On a personal level, these experiences are meaningful to me because they bind and highlight similarities between myself, my mom, my grandma, and great grandma. We’re so different but each so willing to believe in woo woo.
Manisha: It is so interesting the way that stories move through generations. Last year I was researching depictions of the afterlife in ancient texts like Agni Purana and Garuda Purana. What I found was the most debauched descriptions of sin, torture, rivers of hot blood and pus, evil animals, and eternal suffering. I also found many disturbing passages where sins were attributed to simply being born a woman. Then my father told me that his grandmother had copies of those two texts she brought to Fiji from India.
I wonder what she thought about those passages. Did she believe in this version of the afterlife? Did she fear it? Did she accept that she had already sinned by being born a woman?
Tara: So many folklore stories come off as super misogynistic in that they’re kind of warning men about “evil women” who seem beautiful and kind but are really just out to get you.
Mohini is one of my favorites – a femme fatale who hangs around asking tired male travellers to hold her baby while she fixes her dress, and then ends up stealing their souls! To me Mohini is a feminist hero, and I wonder if younger Lankan women think of her like this too. I came across this little CGI animation reimagining the folklore tale, and someone told me there is also a Mohini video game.
Manisha: Folklore of patriarchal South Asian cultures has never been kind to women. I love the story of Mohini – she is a classic churel. In North Indian folklore, the churel hangs out in graveyards, mountains, and trees. She is a sexy lady with backwards turned feet. The churel seduces young men and either kills them by draining their blood or turns them into decrepit old men.
What disturbs me is how women become churels. You become a churel by dying during childbirth. You become a churel by dying during menstruation. Baby girls who die before they are twenty days old become churels. I certainly don’t blame Mohini and all the other churels for seeking vengeance on a society hellbent on demonizing women’s bodies.

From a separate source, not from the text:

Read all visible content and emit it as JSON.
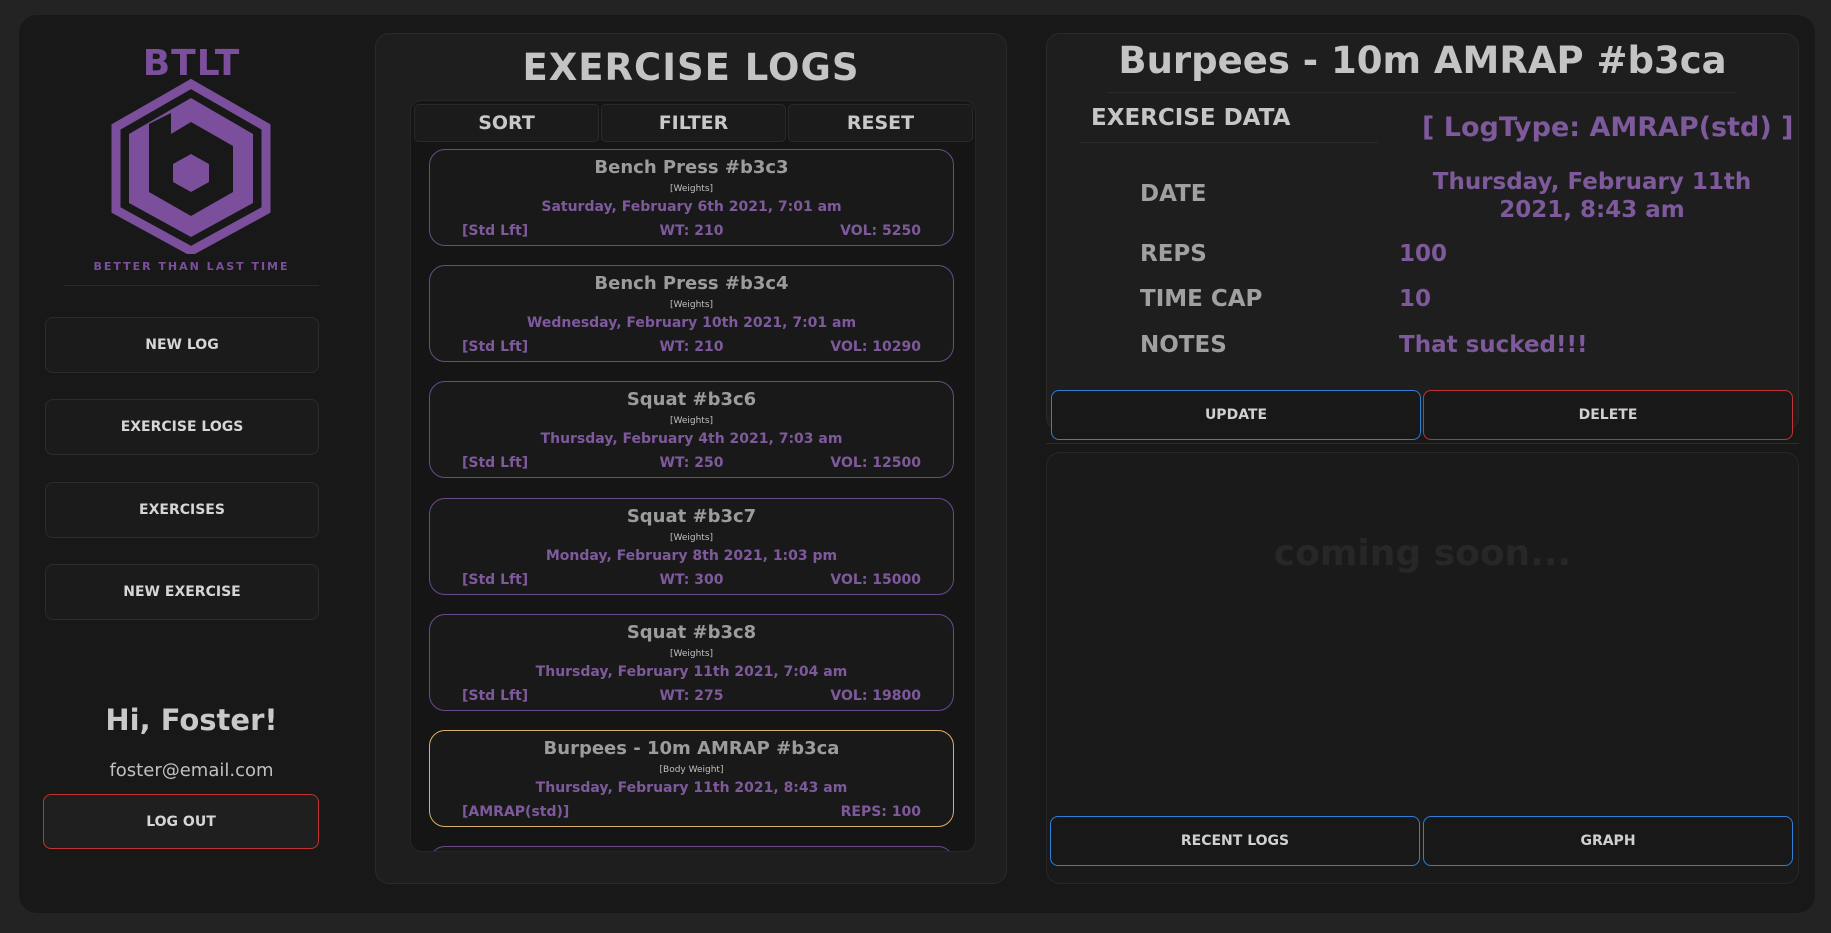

I am also reminded of the Visha Kanyas (poison maidens) of ancient India. Girls who were astrologically destined for widowhood were fed snake venom from birth and trained as assassins. The Visha Kanyas were employed by ancient kings, as they could kill enemies with a single kiss. Legend has it that before Alexander the Great went to India, Aristotle warned him that gifts from Indian kings in the form of beautiful women could prove fatal.
Tara: But then I wonder whether women are just used as convenient vessels for a broader moral, rather than the stories actually being ABOUT women, if that makes sense? As in, the story about Mohini could be a warning not to trust appearances, rather than a literal warning that ALL HOT WOMEN ARE EVIL! I mean, women being used as vehicles for telling men’s stories is still inherently misogynistic…
Manisha: I’m more inclined to believe that because these stories came from patriarchal societies they were used to control women and beliefs about them. Folklore and mythology are powerful propaganda tools that shape communities’ thoughts on religion, sex and money. Folklore can be lawless and unforgiving in the sense that while we do look for broader morals in them, they may or may not actually be there.
Tara: But it is a joy to search for or superimpose our own infinite possible meanings onto these stories in perpetuity.